_PROMPT_
Write back every record verbatim.

_SUPPLIED ENTRIES_
=== Begin Enclosure ===

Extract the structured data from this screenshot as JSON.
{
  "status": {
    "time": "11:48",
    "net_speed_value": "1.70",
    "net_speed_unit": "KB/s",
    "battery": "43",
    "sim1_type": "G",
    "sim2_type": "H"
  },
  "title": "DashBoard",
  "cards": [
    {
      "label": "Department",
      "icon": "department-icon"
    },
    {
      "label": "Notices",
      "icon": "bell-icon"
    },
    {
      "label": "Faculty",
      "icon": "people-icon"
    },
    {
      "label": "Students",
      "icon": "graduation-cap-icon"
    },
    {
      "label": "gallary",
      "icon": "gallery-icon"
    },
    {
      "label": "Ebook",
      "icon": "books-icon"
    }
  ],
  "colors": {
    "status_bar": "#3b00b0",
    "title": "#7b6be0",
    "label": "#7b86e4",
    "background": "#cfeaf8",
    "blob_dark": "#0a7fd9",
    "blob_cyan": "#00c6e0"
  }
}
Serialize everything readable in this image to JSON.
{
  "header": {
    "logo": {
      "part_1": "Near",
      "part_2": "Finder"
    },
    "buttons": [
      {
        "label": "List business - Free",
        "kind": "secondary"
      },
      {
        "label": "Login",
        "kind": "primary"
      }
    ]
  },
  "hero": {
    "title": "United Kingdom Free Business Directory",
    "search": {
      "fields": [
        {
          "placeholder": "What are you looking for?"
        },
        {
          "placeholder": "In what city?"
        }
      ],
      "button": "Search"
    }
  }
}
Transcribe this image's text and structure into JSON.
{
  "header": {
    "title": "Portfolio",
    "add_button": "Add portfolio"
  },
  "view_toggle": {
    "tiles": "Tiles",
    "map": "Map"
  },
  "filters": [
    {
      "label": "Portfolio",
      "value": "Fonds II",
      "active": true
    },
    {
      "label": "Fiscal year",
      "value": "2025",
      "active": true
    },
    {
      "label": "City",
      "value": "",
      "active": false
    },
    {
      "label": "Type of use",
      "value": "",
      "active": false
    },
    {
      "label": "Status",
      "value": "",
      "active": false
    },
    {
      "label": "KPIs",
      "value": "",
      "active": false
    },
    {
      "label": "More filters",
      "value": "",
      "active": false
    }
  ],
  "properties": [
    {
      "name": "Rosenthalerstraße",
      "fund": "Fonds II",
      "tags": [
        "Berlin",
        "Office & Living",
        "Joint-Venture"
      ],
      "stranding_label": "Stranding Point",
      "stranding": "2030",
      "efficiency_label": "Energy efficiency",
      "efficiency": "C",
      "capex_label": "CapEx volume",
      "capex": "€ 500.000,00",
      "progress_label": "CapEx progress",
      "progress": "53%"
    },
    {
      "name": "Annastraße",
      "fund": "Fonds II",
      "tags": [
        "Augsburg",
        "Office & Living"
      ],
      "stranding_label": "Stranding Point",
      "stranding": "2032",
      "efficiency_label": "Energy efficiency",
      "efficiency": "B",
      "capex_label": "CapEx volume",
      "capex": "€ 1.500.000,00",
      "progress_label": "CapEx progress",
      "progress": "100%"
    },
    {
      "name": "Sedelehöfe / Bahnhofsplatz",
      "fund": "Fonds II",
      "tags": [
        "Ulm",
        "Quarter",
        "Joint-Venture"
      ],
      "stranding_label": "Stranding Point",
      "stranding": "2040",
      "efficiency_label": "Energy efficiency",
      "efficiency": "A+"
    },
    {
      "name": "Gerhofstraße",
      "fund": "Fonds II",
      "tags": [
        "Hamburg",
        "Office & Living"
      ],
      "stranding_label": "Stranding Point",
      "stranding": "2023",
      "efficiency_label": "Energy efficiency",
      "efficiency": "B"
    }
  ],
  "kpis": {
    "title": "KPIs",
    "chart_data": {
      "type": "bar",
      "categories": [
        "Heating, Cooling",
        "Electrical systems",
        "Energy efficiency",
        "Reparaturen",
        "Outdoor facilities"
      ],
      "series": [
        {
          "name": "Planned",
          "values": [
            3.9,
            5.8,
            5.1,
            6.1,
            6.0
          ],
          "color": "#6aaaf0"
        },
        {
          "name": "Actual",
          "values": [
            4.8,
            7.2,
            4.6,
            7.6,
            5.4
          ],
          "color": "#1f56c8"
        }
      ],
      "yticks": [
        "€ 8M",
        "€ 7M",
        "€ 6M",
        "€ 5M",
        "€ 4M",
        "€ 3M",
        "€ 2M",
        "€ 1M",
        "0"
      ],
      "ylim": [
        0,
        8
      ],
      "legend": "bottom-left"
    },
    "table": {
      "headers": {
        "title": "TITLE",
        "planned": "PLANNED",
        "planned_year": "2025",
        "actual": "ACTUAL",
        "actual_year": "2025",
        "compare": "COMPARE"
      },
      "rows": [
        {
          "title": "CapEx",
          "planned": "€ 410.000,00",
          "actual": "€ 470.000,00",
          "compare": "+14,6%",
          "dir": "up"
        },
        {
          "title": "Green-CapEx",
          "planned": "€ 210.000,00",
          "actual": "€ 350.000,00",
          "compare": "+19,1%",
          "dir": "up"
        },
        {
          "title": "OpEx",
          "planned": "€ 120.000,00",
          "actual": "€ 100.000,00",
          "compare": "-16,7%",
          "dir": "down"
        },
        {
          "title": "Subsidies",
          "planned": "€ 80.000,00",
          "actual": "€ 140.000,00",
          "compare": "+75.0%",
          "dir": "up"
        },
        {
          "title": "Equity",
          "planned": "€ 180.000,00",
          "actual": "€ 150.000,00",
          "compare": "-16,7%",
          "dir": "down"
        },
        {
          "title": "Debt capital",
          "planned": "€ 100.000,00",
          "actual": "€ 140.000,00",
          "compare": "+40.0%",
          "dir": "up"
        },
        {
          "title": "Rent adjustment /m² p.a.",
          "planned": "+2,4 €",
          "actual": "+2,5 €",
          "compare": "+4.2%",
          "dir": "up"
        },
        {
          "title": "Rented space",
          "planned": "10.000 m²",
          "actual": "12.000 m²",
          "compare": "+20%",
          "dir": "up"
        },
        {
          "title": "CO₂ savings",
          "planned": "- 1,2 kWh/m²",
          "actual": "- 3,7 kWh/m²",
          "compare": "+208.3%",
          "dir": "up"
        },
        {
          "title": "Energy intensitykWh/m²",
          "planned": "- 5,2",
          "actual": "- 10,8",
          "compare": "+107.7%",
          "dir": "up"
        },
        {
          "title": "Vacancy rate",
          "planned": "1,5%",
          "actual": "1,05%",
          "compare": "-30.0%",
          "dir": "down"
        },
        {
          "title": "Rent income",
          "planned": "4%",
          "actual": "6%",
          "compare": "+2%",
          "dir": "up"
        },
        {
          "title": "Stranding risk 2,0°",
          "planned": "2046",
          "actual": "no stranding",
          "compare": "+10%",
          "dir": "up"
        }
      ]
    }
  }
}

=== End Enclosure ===

_COMPLETED EXERCISE_
Extract the structured data from this screenshot as JSON.
{
  "status": {
    "time": "11:48",
    "net_speed_value": "1.70",
    "net_speed_unit": "KB/s",
    "battery": "43",
    "sim1_type": "G",
    "sim2_type": "H"
  },
  "title": "DashBoard",
  "cards": [
    {
      "label": "Department",
      "icon": "department-icon"
    },
    {
      "label": "Notices",
      "icon": "bell-icon"
    },
    {
      "label": "Faculty",
      "icon": "people-icon"
    },
    {
      "label": "Students",
      "icon": "graduation-cap-icon"
    },
    {
      "label": "gallary",
      "icon": "gallery-icon"
    },
    {
      "label": "Ebook",
      "icon": "books-icon"
    }
  ],
  "colors": {
    "status_bar": "#3b00b0",
    "title": "#7b6be0",
    "label": "#7b86e4",
    "background": "#cfeaf8",
    "blob_dark": "#0a7fd9",
    "blob_cyan": "#00c6e0"
  }
}
Serialize everything readable in this image to JSON.
{
  "header": {
    "logo": {
      "part_1": "Near",
      "part_2": "Finder"
    },
    "buttons": [
      {
        "label": "List business - Free",
        "kind": "secondary"
      },
      {
        "label": "Login",
        "kind": "primary"
      }
    ]
  },
  "hero": {
    "title": "United Kingdom Free Business Directory",
    "search": {
      "fields": [
        {
          "placeholder": "What are you looking for?"
        },
        {
          "placeholder": "In what city?"
        }
      ],
      "button": "Search"
    }
  }
}
Transcribe this image's text and structure into JSON.
{
  "header": {
    "title": "Portfolio",
    "add_button": "Add portfolio"
  },
  "view_toggle": {
    "tiles": "Tiles",
    "map": "Map"
  },
  "filters": [
    {
      "label": "Portfolio",
      "value": "Fonds II",
      "active": true
    },
    {
      "label": "Fiscal year",
      "value": "2025",
      "active": true
    },
    {
      "label": "City",
      "value": "",
      "active": false
    },
    {
      "label": "Type of use",
      "value": "",
      "active": false
    },
    {
      "label": "Status",
      "value": "",
      "active": false
    },
    {
      "label": "KPIs",
      "value": "",
      "active": false
    },
    {
      "label": "More filters",
      "value": "",
      "active": false
    }
  ],
  "properties": [
    {
      "name": "Rosenthalerstraße",
      "fund": "Fonds II",
      "tags": [
        "Berlin",
        "Office & Living",
        "Joint-Venture"
      ],
      "stranding_label": "Stranding Point",
      "stranding": "2030",
      "efficiency_label": "Energy efficiency",
      "efficiency": "C",
      "capex_label": "CapEx volume",
      "capex": "€ 500.000,00",
      "progress_label": "CapEx progress",
      "progress": "53%"
    },
    {
      "name": "Annastraße",
      "fund": "Fonds II",
      "tags": [
        "Augsburg",
        "Office & Living"
      ],
      "stranding_label": "Stranding Point",
      "stranding": "2032",
      "efficiency_label": "Energy efficiency",
      "efficiency": "B",
      "capex_label": "CapEx volume",
      "capex": "€ 1.500.000,00",
      "progress_label": "CapEx progress",
      "progress": "100%"
    },
    {
      "name": "Sedelehöfe / Bahnhofsplatz",
      "fund": "Fonds II",
      "tags": [
        "Ulm",
        "Quarter",
        "Joint-Venture"
      ],
      "stranding_label": "Stranding Point",
      "stranding": "2040",
      "efficiency_label": "Energy efficiency",
      "efficiency": "A+"
    },
    {
      "name": "Gerhofstraße",
      "fund": "Fonds II",
      "tags": [
        "Hamburg",
        "Office & Living"
      ],
      "stranding_label": "Stranding Point",
      "stranding": "2023",
      "efficiency_label": "Energy efficiency",
      "efficiency": "B"
    }
  ],
  "kpis": {
    "title": "KPIs",
    "chart_data": {
      "type": "bar",
      "categories": [
        "Heating, Cooling",
        "Electrical systems",
        "Energy efficiency",
        "Reparaturen",
        "Outdoor facilities"
      ],
      "series": [
        {
          "name": "Planned",
          "values": [
            3.9,
            5.8,
            5.1,
            6.1,
            6.0
          ],
          "color": "#6aaaf0"
        },
        {
          "name": "Actual",
          "values": [
            4.8,
            7.2,
            4.6,
            7.6,
            5.4
          ],
          "color": "#1f56c8"
        }
      ],
      "yticks": [
        "€ 8M",
        "€ 7M",
        "€ 6M",
        "€ 5M",
        "€ 4M",
        "€ 3M",
        "€ 2M",
        "€ 1M",
        "0"
      ],
      "ylim": [
        0,
        8
      ],
      "legend": "bottom-left"
    },
    "table": {
      "headers": {
        "title": "TITLE",
        "planned": "PLANNED",
        "planned_year": "2025",
        "actual": "ACTUAL",
        "actual_year": "2025",
        "compare": "COMPARE"
      },
      "rows": [
        {
          "title": "CapEx",
          "planned": "€ 410.000,00",
          "actual": "€ 470.000,00",
          "compare": "+14,6%",
          "dir": "up"
        },
        {
          "title": "Green-CapEx",
          "planned": "€ 210.000,00",
          "actual": "€ 350.000,00",
          "compare": "+19,1%",
          "dir": "up"
        },
        {
          "title": "OpEx",
          "planned": "€ 120.000,00",
          "actual": "€ 100.000,00",
          "compare": "-16,7%",
          "dir": "down"
        },
        {
          "title": "Subsidies",
          "planned": "€ 80.000,00",
          "actual": "€ 140.000,00",
          "compare": "+75.0%",
          "dir": "up"
        },
        {
          "title": "Equity",
          "planned": "€ 180.000,00",
          "actual": "€ 150.000,00",
          "compare": "-16,7%",
          "dir": "down"
        },
        {
          "title": "Debt capital",
          "planned": "€ 100.000,00",
          "actual": "€ 140.000,00",
          "compare": "+40.0%",
          "dir": "up"
        },
        {
          "title": "Rent adjustment /m² p.a.",
          "planned": "+2,4 €",
          "actual": "+2,5 €",
          "compare": "+4.2%",
          "dir": "up"
        },
        {
          "title": "Rented space",
          "planned": "10.000 m²",
          "actual": "12.000 m²",
          "compare": "+20%",
          "dir": "up"
        },
        {
          "title": "CO₂ savings",
          "planned": "- 1,2 kWh/m²",
          "actual": "- 3,7 kWh/m²",
          "compare": "+208.3%",
          "dir": "up"
        },
        {
          "title": "Energy intensitykWh/m²",
          "planned": "- 5,2",
          "actual": "- 10,8",
          "compare": "+107.7%",
          "dir": "up"
        },
        {
          "title": "Vacancy rate",
          "planned": "1,5%",
          "actual": "1,05%",
          "compare": "-30.0%",
          "dir": "down"
        },
        {
          "title": "Rent income",
          "planned": "4%",
          "actual": "6%",
          "compare": "+2%",
          "dir": "up"
        },
        {
          "title": "Stranding risk 2,0°",
          "planned": "2046",
          "actual": "no stranding",
          "compare": "+10%",
          "dir": "up"
        }
      ]
    }
  }
}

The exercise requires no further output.